=== Section Start ===

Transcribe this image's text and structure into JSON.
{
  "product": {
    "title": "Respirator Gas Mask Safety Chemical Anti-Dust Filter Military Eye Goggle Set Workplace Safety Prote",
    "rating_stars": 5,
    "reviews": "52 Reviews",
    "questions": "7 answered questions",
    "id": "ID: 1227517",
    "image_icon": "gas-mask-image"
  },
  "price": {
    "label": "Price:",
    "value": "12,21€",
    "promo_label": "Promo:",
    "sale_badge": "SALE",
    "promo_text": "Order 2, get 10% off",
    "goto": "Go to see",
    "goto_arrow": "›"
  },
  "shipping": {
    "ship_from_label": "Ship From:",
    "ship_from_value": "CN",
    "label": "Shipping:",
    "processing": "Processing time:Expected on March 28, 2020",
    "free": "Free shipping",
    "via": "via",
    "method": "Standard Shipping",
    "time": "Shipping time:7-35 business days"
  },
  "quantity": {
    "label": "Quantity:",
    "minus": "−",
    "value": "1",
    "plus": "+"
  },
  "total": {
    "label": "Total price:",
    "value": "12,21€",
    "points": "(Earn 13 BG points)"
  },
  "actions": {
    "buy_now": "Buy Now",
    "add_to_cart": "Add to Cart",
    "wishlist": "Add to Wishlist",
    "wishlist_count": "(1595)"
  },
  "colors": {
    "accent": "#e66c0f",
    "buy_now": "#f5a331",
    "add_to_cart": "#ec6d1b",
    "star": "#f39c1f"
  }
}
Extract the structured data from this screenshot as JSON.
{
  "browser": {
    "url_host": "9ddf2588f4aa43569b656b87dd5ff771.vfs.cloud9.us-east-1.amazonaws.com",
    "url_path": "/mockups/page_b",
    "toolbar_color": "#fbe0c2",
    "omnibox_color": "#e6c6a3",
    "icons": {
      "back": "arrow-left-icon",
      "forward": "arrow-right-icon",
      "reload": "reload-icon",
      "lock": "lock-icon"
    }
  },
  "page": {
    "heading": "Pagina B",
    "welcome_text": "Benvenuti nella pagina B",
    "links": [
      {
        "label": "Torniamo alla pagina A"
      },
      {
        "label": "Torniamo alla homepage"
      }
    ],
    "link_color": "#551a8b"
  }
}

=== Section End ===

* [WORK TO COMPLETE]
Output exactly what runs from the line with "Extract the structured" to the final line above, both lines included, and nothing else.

* [ANSWER BOX]
Extract the structured data from this screenshot as JSON.
{
  "browser": {
    "url_host": "9ddf2588f4aa43569b656b87dd5ff771.vfs.cloud9.us-east-1.amazonaws.com",
    "url_path": "/mockups/page_b",
    "toolbar_color": "#fbe0c2",
    "omnibox_color": "#e6c6a3",
    "icons": {
      "back": "arrow-left-icon",
      "forward": "arrow-right-icon",
      "reload": "reload-icon",
      "lock": "lock-icon"
    }
  },
  "page": {
    "heading": "Pagina B",
    "welcome_text": "Benvenuti nella pagina B",
    "links": [
      {
        "label": "Torniamo alla pagina A"
      },
      {
        "label": "Torniamo alla homepage"
      }
    ],
    "link_color": "#551a8b"
  }
}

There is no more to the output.